- Liberal arts college: This type of school is often one that’s small and encourages a lot of student and faculty interactions. A liberal arts college might also put focus on student participation, collaboration, and mentorship. Universities, on the other hand, are more research-centric.
Is a Liberal Arts Degree Right For you?
The following are some benefits of a liberal arts degree:
- Since a liberal arts education is fairly broad, there’s the potential that it could prepare you to work in many different sectors. If you aren’t sure exactly what career path you want to follow, a liberal arts education may be a good starting point. You can also be introduced to different subjects so the education itself may help you hone in on a career choice.
- Employers may like to see candidates with a liberal arts background because it means that they have skills that are broad and can be adapted to different challenges.
- If you’re thinking about continuing on to graduate studies, a liberal arts background during undergrad can help you figure out what you’d like to study specifically and get you ready for that higher level of education.
What Career Fields Does a Liberal Arts Education Translate Well To?
Some of the specific careers that might be in line with a liberal arts education include education itself, marketing and political science. Anything in the arts can be a good match, and you might decide that you want to work in higher education, although this would mean you would probably need a master’s or doctorate degree.

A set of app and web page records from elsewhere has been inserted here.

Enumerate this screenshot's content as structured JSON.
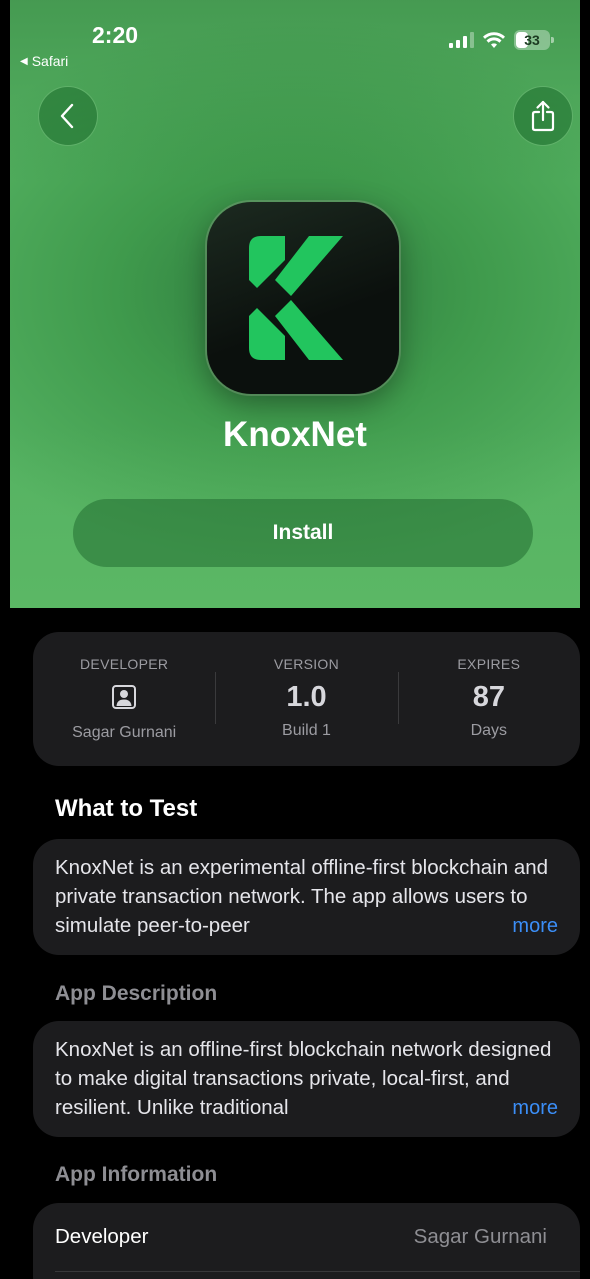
{
  "status_bar": {
    "time": "2:20",
    "back_app": "Safari",
    "battery": "33"
  },
  "nav": {
    "back_icon": "chevron-left-icon",
    "share_icon": "share-icon"
  },
  "app": {
    "name": "KnoxNet",
    "install_label": "Install",
    "brand_color": "#22c55e"
  },
  "info": {
    "developer": {
      "label": "DEVELOPER",
      "icon": "person-icon",
      "sub": "Sagar Gurnani"
    },
    "version": {
      "label": "VERSION",
      "value": "1.0",
      "sub": "Build 1"
    },
    "expires": {
      "label": "EXPIRES",
      "value": "87",
      "sub": "Days"
    }
  },
  "what_to_test": {
    "title": "What to Test",
    "text": "KnoxNet is an experimental offline-first blockchain and private transaction network. The app allows users to simulate peer-to-peer",
    "more": "more"
  },
  "app_description": {
    "title": "App Description",
    "text": "KnoxNet is an offline-first blockchain network designed to make digital transactions private, local-first, and resilient. Unlike traditional",
    "more": "more"
  },
  "app_information": {
    "title": "App Information",
    "rows": [
      {
        "key": "Developer",
        "value": "Sagar Gurnani"
      }
    ]
  },
  "colors": {
    "link": "#3b8ef7",
    "card_bg": "#1c1c1e"
  }
}
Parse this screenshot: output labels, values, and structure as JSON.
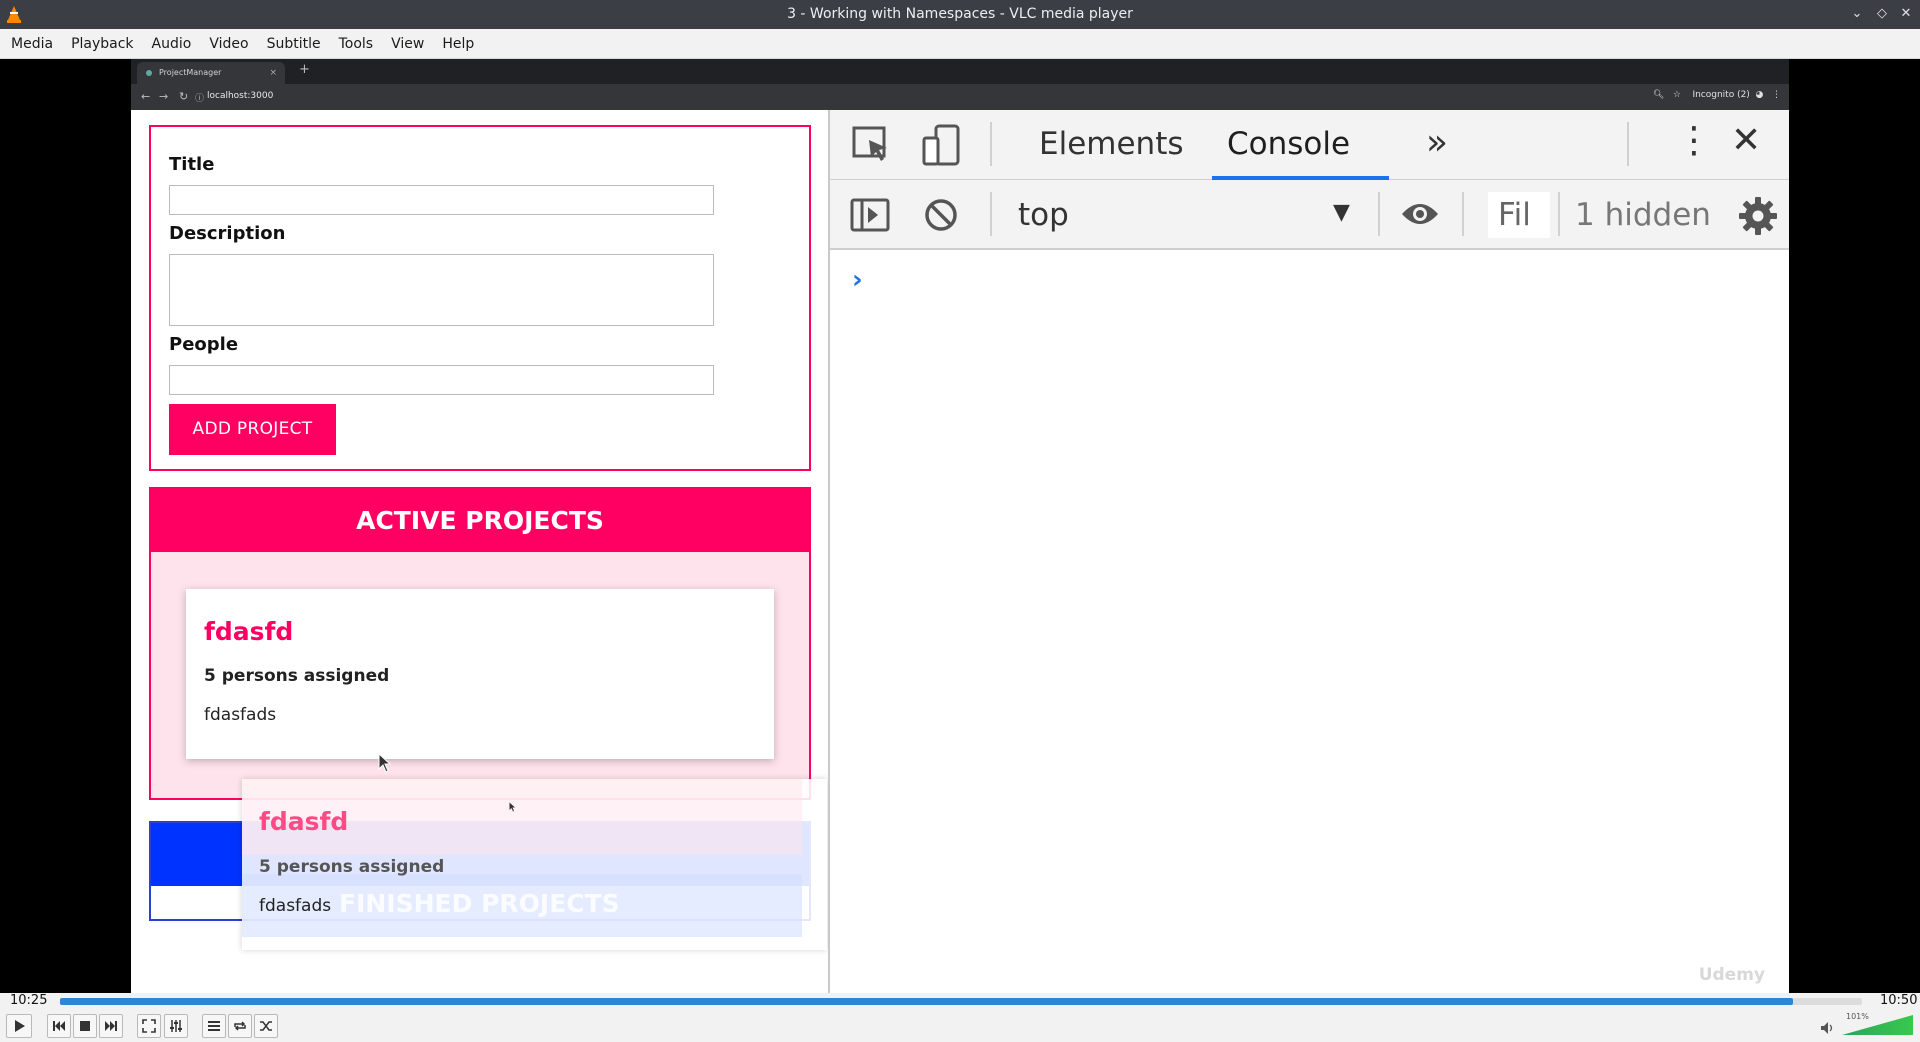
{
  "window": {
    "title": "3 - Working with Namespaces - VLC media player"
  },
  "menu": [
    "Media",
    "Playback",
    "Audio",
    "Video",
    "Subtitle",
    "Tools",
    "View",
    "Help"
  ],
  "browser": {
    "tab_title": "ProjectManager",
    "tab_close": "×",
    "new_tab": "+",
    "url": "localhost:3000",
    "profile": "Incognito (2)"
  },
  "form": {
    "title_label": "Title",
    "description_label": "Description",
    "people_label": "People",
    "submit_label": "ADD PROJECT"
  },
  "active_projects": {
    "heading": "ACTIVE PROJECTS",
    "card": {
      "title": "fdasfd",
      "persons": "5 persons assigned",
      "description": "fdasfads"
    }
  },
  "finished_projects": {
    "heading": "FINISHED PROJECTS"
  },
  "drag_ghost": {
    "title": "fdasfd",
    "persons": "5 persons assigned",
    "description": "fdasfads"
  },
  "devtools": {
    "tabs": [
      "Elements",
      "Console"
    ],
    "active_tab": "Console",
    "context": "top",
    "filter_placeholder": "Fil",
    "hidden_count": "1 hidden",
    "prompt": "›"
  },
  "watermark": "Udemy",
  "player": {
    "elapsed": "10:25",
    "total": "10:50",
    "progress": 0.9615,
    "volume_label": "101%",
    "volume": 1.01,
    "accent": "#2b87d6"
  }
}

Social services, business careers, finance, and research assistance, can all also be careers you go into with a liberal arts background.
Are There Downsides to a Liberal Arts Education?
While there are pros to liberal arts educations, there are cons to weigh too.
One of the biggest criticisms of liberal arts educations is that they don’t focus enough on STEM. STEM is where the jobs are in many parts of the country and world, and it’s just where a need is.
STEM stands for science, technology, engineering, and math.
With STEM education, the focus is on conveying hands-on technical skills and knowledge to students that don’t broadly apply to many career fields but are instead very specific.
Another criticism of a liberal arts education is that many schools providing these educations are private, meaning students pay a high premium for their education and may need loans. Taking out high amounts in student loans can be a poor long-term financial decision, particularly if you don’t find yourself in a job or career field that covers these loan costs.
A liberal arts education isn’t inherently bad or good. It’s something that needs to be considered on an individual basis, with an idea of what you hope to achieve as a result of your education.